PROBLEM TO SOLVE:
Reproduce the entries exactly, but keep the pictures out of the copy.

TASK MATERIAL Start Marker

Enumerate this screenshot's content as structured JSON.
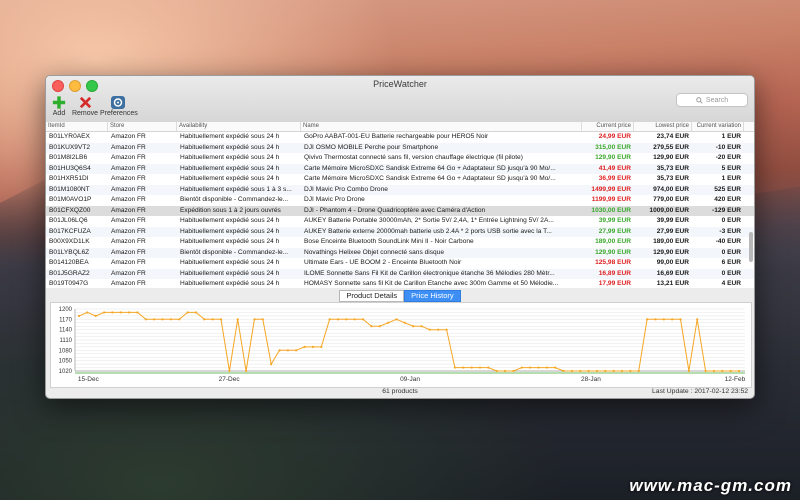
{
  "window": {
    "title": "PriceWatcher"
  },
  "toolbar": {
    "add_label": "Add",
    "remove_label": "Remove",
    "preferences_label": "Preferences"
  },
  "search": {
    "placeholder": "Search"
  },
  "columns": [
    "ItemId",
    "Store",
    "Availability",
    "Name",
    "Current price",
    "Lowest price",
    "Current variation"
  ],
  "rows": [
    [
      "B01LYR0AEX",
      "Amazon FR",
      "Habituellement expédié sous 24 h",
      "GoPro AABAT-001-EU Batterie rechargeable pour HERO5 Noir",
      "24,99 EUR",
      "23,74 EUR",
      "1 EUR",
      "red"
    ],
    [
      "B01KUX9VT2",
      "Amazon FR",
      "Habituellement expédié sous 24 h",
      "DJI OSMO MOBILE Perche pour Smartphone",
      "315,00 EUR",
      "279,55 EUR",
      "-10 EUR",
      "green"
    ],
    [
      "B01M8I2LB6",
      "Amazon FR",
      "Habituellement expédié sous 24 h",
      "Qivivo Thermostat connecté sans fil, version chauffage électrique (fil pilote)",
      "129,90 EUR",
      "129,90 EUR",
      "-20 EUR",
      "green"
    ],
    [
      "B01HU3Q6S4",
      "Amazon FR",
      "Habituellement expédié sous 24 h",
      "Carte Mémoire MicroSDXC Sandisk Extreme 64 Go + Adaptateur SD jusqu'à 90 Mo/...",
      "41,49 EUR",
      "35,73 EUR",
      "5 EUR",
      "red"
    ],
    [
      "B01HXR51DI",
      "Amazon FR",
      "Habituellement expédié sous 24 h",
      "Carte Mémoire MicroSDXC Sandisk Extreme 64 Go + Adaptateur SD jusqu'à 90 Mo/...",
      "36,99 EUR",
      "35,73 EUR",
      "1 EUR",
      "red"
    ],
    [
      "B01M1080NT",
      "Amazon FR",
      "Habituellement expédié sous 1 à 3 s...",
      "DJI Mavic Pro Combo Drone",
      "1499,99 EUR",
      "974,00 EUR",
      "525 EUR",
      "red"
    ],
    [
      "B01M0AVO1P",
      "Amazon FR",
      "Bientôt disponible - Commandez-le...",
      "DJI Mavic Pro Drone",
      "1199,99 EUR",
      "779,00 EUR",
      "420 EUR",
      "red"
    ],
    [
      "B01CFXQZ00",
      "Amazon FR",
      "Expédition sous 1 à 2 jours ouvrés",
      "DJI - Phantom 4 - Drone Quadricoptère avec Caméra d'Action",
      "1030,00 EUR",
      "1009,00 EUR",
      "-129 EUR",
      "green"
    ],
    [
      "B01JL06LQ6",
      "Amazon FR",
      "Habituellement expédié sous 24 h",
      "AUKEY Batterie Portable 30000mAh, 2* Sortie 5V/ 2,4A, 1* Entrée Lightning 5V/ 2A...",
      "39,99 EUR",
      "39,99 EUR",
      "0 EUR",
      "green"
    ],
    [
      "B017KCFUZA",
      "Amazon FR",
      "Habituellement expédié sous 24 h",
      "AUKEY Batterie externe 20000mah batterie usb 2.4A * 2 ports USB sortie avec la T...",
      "27,99 EUR",
      "27,99 EUR",
      "-3 EUR",
      "green"
    ],
    [
      "B00X9XD1LK",
      "Amazon FR",
      "Habituellement expédié sous 24 h",
      "Bose Enceinte Bluetooth SoundLink Mini II - Noir Carbone",
      "189,00 EUR",
      "189,00 EUR",
      "-40 EUR",
      "green"
    ],
    [
      "B01LYBQL6Z",
      "Amazon FR",
      "Bientôt disponible - Commandez-le...",
      "Novathings Helixee Objet connecté sans disque",
      "129,90 EUR",
      "129,90 EUR",
      "0 EUR",
      "green"
    ],
    [
      "B014120BEA",
      "Amazon FR",
      "Habituellement expédié sous 24 h",
      "Ultimate Ears - UE BOOM 2 - Enceinte Bluetooth Noir",
      "125,98 EUR",
      "99,00 EUR",
      "6 EUR",
      "red"
    ],
    [
      "B01J5GRAZ2",
      "Amazon FR",
      "Habituellement expédié sous 24 h",
      "ILOME Sonnette Sans Fil Kit de Carillon électronique étanche 36 Mélodies 280 Mètr...",
      "16,89 EUR",
      "16,69 EUR",
      "0 EUR",
      "red"
    ],
    [
      "B019T0947G",
      "Amazon FR",
      "Habituellement expédié sous 24 h",
      "HOMASY Sonnette sans fil Kit de Carillon Etanche avec 300m Gamme et 50 Mélodie...",
      "17,99 EUR",
      "13,21 EUR",
      "4 EUR",
      "red"
    ]
  ],
  "tabs": [
    "Product Details",
    "Price History"
  ],
  "chart_data": {
    "type": "line",
    "title": "",
    "xlabel": "",
    "ylabel": "",
    "ylim": [
      1020,
      1200
    ],
    "yticks": [
      1020,
      1030,
      1040,
      1050,
      1060,
      1070,
      1080,
      1090,
      1100,
      1110,
      1120,
      1130,
      1140,
      1150,
      1160,
      1170,
      1180,
      1190,
      1200
    ],
    "ytick_labels": [
      "1200",
      "1170",
      "1140",
      "1110",
      "1080",
      "1050",
      "1020"
    ],
    "xtick_labels": [
      "15-Dec",
      "27-Dec",
      "09-Jan",
      "28-Jan",
      "12-Feb"
    ],
    "xtick_positions": [
      0.02,
      0.23,
      0.5,
      0.77,
      0.985
    ],
    "series": [
      {
        "color": "#f5a623",
        "values": [
          1180,
          1190,
          1180,
          1190,
          1190,
          1190,
          1190,
          1190,
          1170,
          1170,
          1170,
          1170,
          1170,
          1190,
          1190,
          1170,
          1170,
          1170,
          1020,
          1170,
          1020,
          1170,
          1170,
          1040,
          1080,
          1080,
          1080,
          1090,
          1090,
          1090,
          1170,
          1170,
          1170,
          1170,
          1170,
          1150,
          1150,
          1160,
          1170,
          1160,
          1150,
          1150,
          1140,
          1140,
          1140,
          1030,
          1030,
          1030,
          1030,
          1030,
          1020,
          1020,
          1020,
          1030,
          1030,
          1030,
          1030,
          1030,
          1020,
          1020,
          1020,
          1020,
          1020,
          1020,
          1020,
          1020,
          1020,
          1020,
          1170,
          1170,
          1170,
          1170,
          1170,
          1020,
          1170,
          1020,
          1020,
          1020,
          1020,
          1020
        ],
        "reference_line": 1009
      }
    ]
  },
  "status": {
    "count": "61 products",
    "last_update": "Last Update : 2017-02-12 23:52"
  },
  "watermark": "www.mac-gm.com"
}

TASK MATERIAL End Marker

TASK OUTPUT:
Enumerate this screenshot's content as structured JSON.
{
  "window": {
    "title": "PriceWatcher"
  },
  "toolbar": {
    "add_label": "Add",
    "remove_label": "Remove",
    "preferences_label": "Preferences"
  },
  "search": {
    "placeholder": "Search"
  },
  "columns": [
    "ItemId",
    "Store",
    "Availability",
    "Name",
    "Current price",
    "Lowest price",
    "Current variation"
  ],
  "rows": [
    [
      "B01LYR0AEX",
      "Amazon FR",
      "Habituellement expédié sous 24 h",
      "GoPro AABAT-001-EU Batterie rechargeable pour HERO5 Noir",
      "24,99 EUR",
      "23,74 EUR",
      "1 EUR",
      "red"
    ],
    [
      "B01KUX9VT2",
      "Amazon FR",
      "Habituellement expédié sous 24 h",
      "DJI OSMO MOBILE Perche pour Smartphone",
      "315,00 EUR",
      "279,55 EUR",
      "-10 EUR",
      "green"
    ],
    [
      "B01M8I2LB6",
      "Amazon FR",
      "Habituellement expédié sous 24 h",
      "Qivivo Thermostat connecté sans fil, version chauffage électrique (fil pilote)",
      "129,90 EUR",
      "129,90 EUR",
      "-20 EUR",
      "green"
    ],
    [
      "B01HU3Q6S4",
      "Amazon FR",
      "Habituellement expédié sous 24 h",
      "Carte Mémoire MicroSDXC Sandisk Extreme 64 Go + Adaptateur SD jusqu'à 90 Mo/...",
      "41,49 EUR",
      "35,73 EUR",
      "5 EUR",
      "red"
    ],
    [
      "B01HXR51DI",
      "Amazon FR",
      "Habituellement expédié sous 24 h",
      "Carte Mémoire MicroSDXC Sandisk Extreme 64 Go + Adaptateur SD jusqu'à 90 Mo/...",
      "36,99 EUR",
      "35,73 EUR",
      "1 EUR",
      "red"
    ],
    [
      "B01M1080NT",
      "Amazon FR",
      "Habituellement expédié sous 1 à 3 s...",
      "DJI Mavic Pro Combo Drone",
      "1499,99 EUR",
      "974,00 EUR",
      "525 EUR",
      "red"
    ],
    [
      "B01M0AVO1P",
      "Amazon FR",
      "Bientôt disponible - Commandez-le...",
      "DJI Mavic Pro Drone",
      "1199,99 EUR",
      "779,00 EUR",
      "420 EUR",
      "red"
    ],
    [
      "B01CFXQZ00",
      "Amazon FR",
      "Expédition sous 1 à 2 jours ouvrés",
      "DJI - Phantom 4 - Drone Quadricoptère avec Caméra d'Action",
      "1030,00 EUR",
      "1009,00 EUR",
      "-129 EUR",
      "green"
    ],
    [
      "B01JL06LQ6",
      "Amazon FR",
      "Habituellement expédié sous 24 h",
      "AUKEY Batterie Portable 30000mAh, 2* Sortie 5V/ 2,4A, 1* Entrée Lightning 5V/ 2A...",
      "39,99 EUR",
      "39,99 EUR",
      "0 EUR",
      "green"
    ],
    [
      "B017KCFUZA",
      "Amazon FR",
      "Habituellement expédié sous 24 h",
      "AUKEY Batterie externe 20000mah batterie usb 2.4A * 2 ports USB sortie avec la T...",
      "27,99 EUR",
      "27,99 EUR",
      "-3 EUR",
      "green"
    ],
    [
      "B00X9XD1LK",
      "Amazon FR",
      "Habituellement expédié sous 24 h",
      "Bose Enceinte Bluetooth SoundLink Mini II - Noir Carbone",
      "189,00 EUR",
      "189,00 EUR",
      "-40 EUR",
      "green"
    ],
    [
      "B01LYBQL6Z",
      "Amazon FR",
      "Bientôt disponible - Commandez-le...",
      "Novathings Helixee Objet connecté sans disque",
      "129,90 EUR",
      "129,90 EUR",
      "0 EUR",
      "green"
    ],
    [
      "B014120BEA",
      "Amazon FR",
      "Habituellement expédié sous 24 h",
      "Ultimate Ears - UE BOOM 2 - Enceinte Bluetooth Noir",
      "125,98 EUR",
      "99,00 EUR",
      "6 EUR",
      "red"
    ],
    [
      "B01J5GRAZ2",
      "Amazon FR",
      "Habituellement expédié sous 24 h",
      "ILOME Sonnette Sans Fil Kit de Carillon électronique étanche 36 Mélodies 280 Mètr...",
      "16,89 EUR",
      "16,69 EUR",
      "0 EUR",
      "red"
    ],
    [
      "B019T0947G",
      "Amazon FR",
      "Habituellement expédié sous 24 h",
      "HOMASY Sonnette sans fil Kit de Carillon Etanche avec 300m Gamme et 50 Mélodie...",
      "17,99 EUR",
      "13,21 EUR",
      "4 EUR",
      "red"
    ]
  ],
  "tabs": [
    "Product Details",
    "Price History"
  ],
  "chart_data": {
    "type": "line",
    "title": "",
    "xlabel": "",
    "ylabel": "",
    "ylim": [
      1020,
      1200
    ],
    "yticks": [
      1020,
      1030,
      1040,
      1050,
      1060,
      1070,
      1080,
      1090,
      1100,
      1110,
      1120,
      1130,
      1140,
      1150,
      1160,
      1170,
      1180,
      1190,
      1200
    ],
    "ytick_labels": [
      "1200",
      "1170",
      "1140",
      "1110",
      "1080",
      "1050",
      "1020"
    ],
    "xtick_labels": [
      "15-Dec",
      "27-Dec",
      "09-Jan",
      "28-Jan",
      "12-Feb"
    ],
    "xtick_positions": [
      0.02,
      0.23,
      0.5,
      0.77,
      0.985
    ],
    "series": [
      {
        "color": "#f5a623",
        "values": [
          1180,
          1190,
          1180,
          1190,
          1190,
          1190,
          1190,
          1190,
          1170,
          1170,
          1170,
          1170,
          1170,
          1190,
          1190,
          1170,
          1170,
          1170,
          1020,
          1170,
          1020,
          1170,
          1170,
          1040,
          1080,
          1080,
          1080,
          1090,
          1090,
          1090,
          1170,
          1170,
          1170,
          1170,
          1170,
          1150,
          1150,
          1160,
          1170,
          1160,
          1150,
          1150,
          1140,
          1140,
          1140,
          1030,
          1030,
          1030,
          1030,
          1030,
          1020,
          1020,
          1020,
          1030,
          1030,
          1030,
          1030,
          1030,
          1020,
          1020,
          1020,
          1020,
          1020,
          1020,
          1020,
          1020,
          1020,
          1020,
          1170,
          1170,
          1170,
          1170,
          1170,
          1020,
          1170,
          1020,
          1020,
          1020,
          1020,
          1020
        ],
        "reference_line": 1009
      }
    ]
  },
  "status": {
    "count": "61 products",
    "last_update": "Last Update : 2017-02-12 23:52"
  },
  "watermark": "www.mac-gm.com"
}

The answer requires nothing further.